“No Carly and I continued to talk and she took the shoe away from Bingo and tried it on her other foot. She did remark it was unusual to find a matching pair of shoes.”

Knowles shook his head in disbelief

“Let me get this right, you were chattering with your Carly friend while your dog was stripping the body and interfering with a crime scene?”

“I didn’t know he was doing that – it wasn’t intentional, it wasn’t a deliberate attempt to pervert the course of justice.”

“Where are the shoes now?”

“Carly must still have them.”

Barnes chimed in – “At what point did you suspect that there was something amiss?”

“When Bingo brought the belt for us.”

“At what point did Bingo take off Clem’s outer garments?”
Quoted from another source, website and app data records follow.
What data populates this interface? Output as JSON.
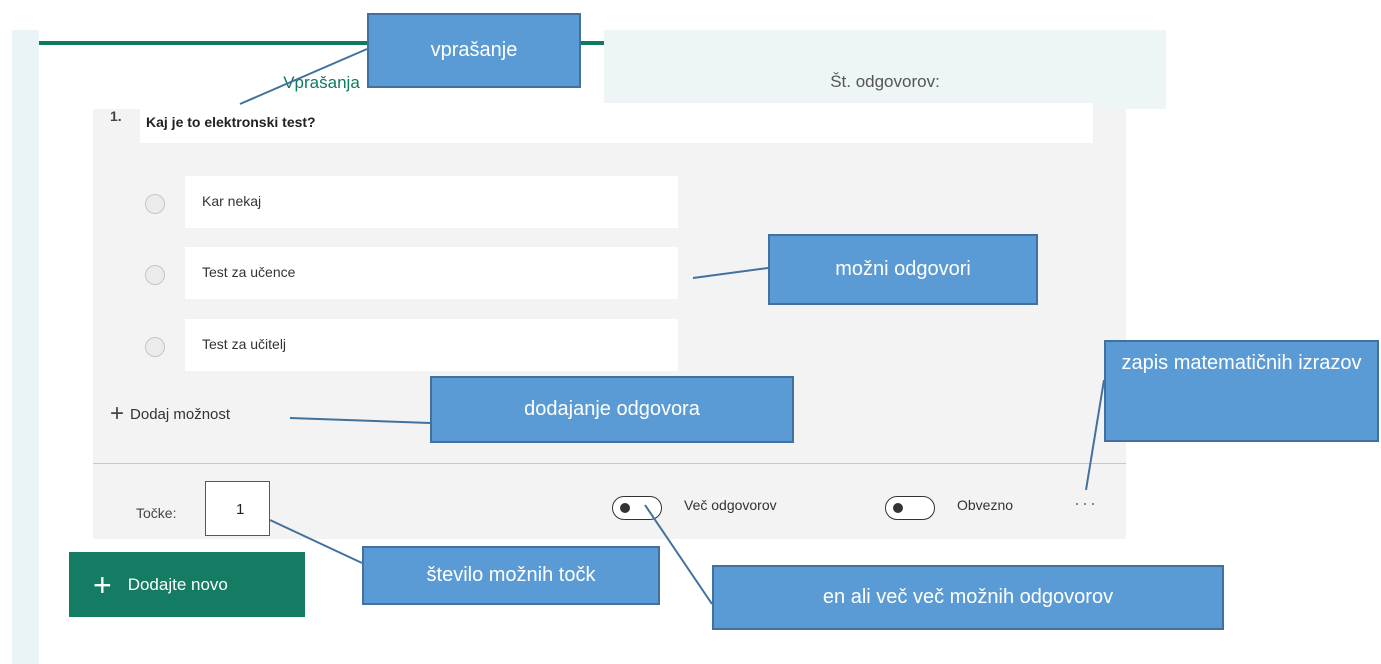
{
  "tabs": {
    "questions": "Vprašanja",
    "responses": "Št. odgovorov:"
  },
  "question": {
    "number": "1.",
    "title": "Kaj je to elektronski test?",
    "options": [
      "Kar nekaj",
      "Test  za učence",
      "Test za učitelj"
    ],
    "add_option": "Dodaj možnost"
  },
  "footer": {
    "points_label": "Točke:",
    "points_value": "1",
    "multiple_answers_label": "Več odgovorov",
    "required_label": "Obvezno",
    "more_glyph": "···"
  },
  "add_new_label": "Dodajte novo",
  "callouts": {
    "question": "vprašanje",
    "possible_answers": "možni odgovori",
    "math": "zapis  matematičnih izrazov",
    "add_answer": "dodajanje odgovora",
    "points": "število možnih točk",
    "multi": "en ali več več možnih odgovorov"
  },
  "colors": {
    "accent": "#0e7a5f",
    "callout": "#5b9bd5",
    "callout_border": "#41719c"
  }
}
“What? Bingo isn’t that strong – he couldn’t have done that – Clem was wearing a jacket when I saw the body.”

“Did Carly come with you to see the body.”

“Yes, she did.”

“Perhaps she took the jacket for some unknown reason?”

“I didn’t see her do anything to the body although I did leave her behind with it when I went to call you, the police that is.”

“We shall have to go and visit Carly – just one final thing, Mrs Hills…Adelaide, did Bingo exhibit any other unusual behaviour during his walk?”

“He didn’t really – he was distracted a few times but that’s normal for him. If I think of anything I will let you know.”

As they left Mrs Hills’ home Knowles sought Barnes’ opinion.

Barnes stroked his slight goatee beard:

“She’s not telling us the whole truth but I am not sure why as she didn’t do anything suspicious.”

“Too right, “ said Knowles, “she’s fine but that dog, it’s weird, it was staring at my shoes all the time, and I wonder whether something else is missing apart from the shoes, belt, and jacket. Like a stool or chair or something. That dog couldn’t have pulled shoes off a body, so they must have been untied beforehand, which suggests our Clem was in it for the duration and had either taken off his shoes or loosened them – but you wouldn’t do that if you were standing up. He would also have loosened the belt if he was going to spank one out while watching Danica and his hand was in the appropriate place to do that when he was smacked on the head.”

“Where to next sir?”

“Carly’s place – see if we can find those missing items.”

“So you know Carly then?”

“I do, Sergeant, I just act stupid and ignorant for the benefit of our suspects.”

“Do we charge her with receiving stolen property?”

“Unless she’s sold them then no, but we’d have a real problem convincing the jury that Bingo was a thief and she was his fence. She’s barking mad but that still doesn’t put her on the same wavelength as Bingo. ”

Continued here

The Goat Parva Murders – The First Chapter

My new book: “The Goat Parva Murders – An Inspector Knowles Mystery” is now available on Amazon.

I entered the 1st chapter into a competition and it won, so you can read this chapter here: